▶ [Try it] Retype every entry word for word. Omit the pictures.

▶ [Entries shown]
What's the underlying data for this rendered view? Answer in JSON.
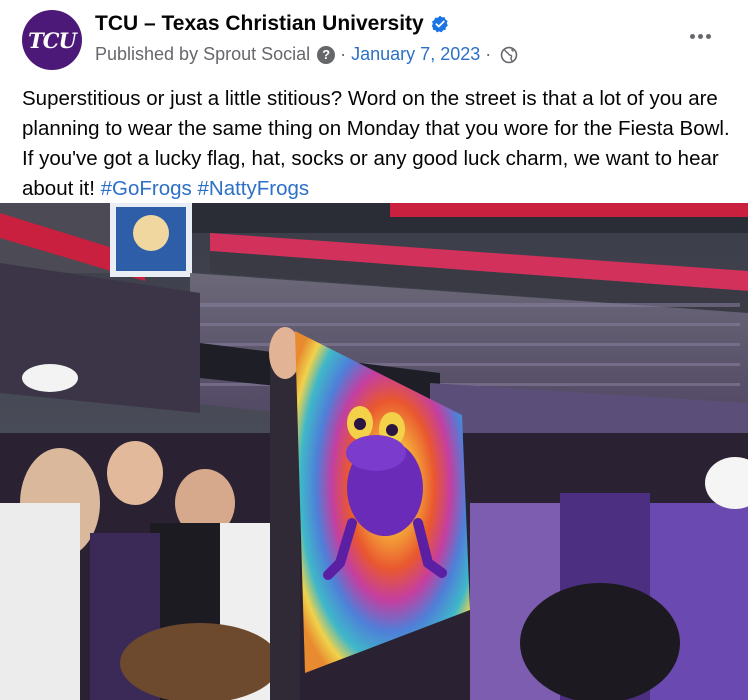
{
  "post": {
    "avatar_text": "TCU",
    "page_name": "TCU – Texas Christian University",
    "publisher": "Published by Sprout Social",
    "help_glyph": "?",
    "separator": "·",
    "date": "January 7, 2023",
    "caption_text": "Superstitious or just a little stitious? Word on the street is that a lot of you are planning to wear the same thing on Monday that you wore for the Fiesta Bowl. If you've got a lucky flag, hat, socks or any good luck charm, we want to hear about it! ",
    "hashtags": [
      "#GoFrogs",
      "#NattyFrogs"
    ]
  },
  "icons": {
    "verified": "verified-badge-icon",
    "help": "help-icon",
    "audience": "globe-icon",
    "more": "more-options-icon"
  },
  "colors": {
    "brand_purple": "#4d1979",
    "link_blue": "#2d70c7",
    "meta_gray": "#65676b",
    "verified_blue": "#1b74e4"
  }
}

▶ [Solution to this task]
What's the underlying data for this rendered view? Answer in JSON.
{
  "post": {
    "avatar_text": "TCU",
    "page_name": "TCU – Texas Christian University",
    "publisher": "Published by Sprout Social",
    "help_glyph": "?",
    "separator": "·",
    "date": "January 7, 2023",
    "caption_text": "Superstitious or just a little stitious? Word on the street is that a lot of you are planning to wear the same thing on Monday that you wore for the Fiesta Bowl. If you've got a lucky flag, hat, socks or any good luck charm, we want to hear about it! ",
    "hashtags": [
      "#GoFrogs",
      "#NattyFrogs"
    ]
  },
  "icons": {
    "verified": "verified-badge-icon",
    "help": "help-icon",
    "audience": "globe-icon",
    "more": "more-options-icon"
  },
  "colors": {
    "brand_purple": "#4d1979",
    "link_blue": "#2d70c7",
    "meta_gray": "#65676b",
    "verified_blue": "#1b74e4"
  }
}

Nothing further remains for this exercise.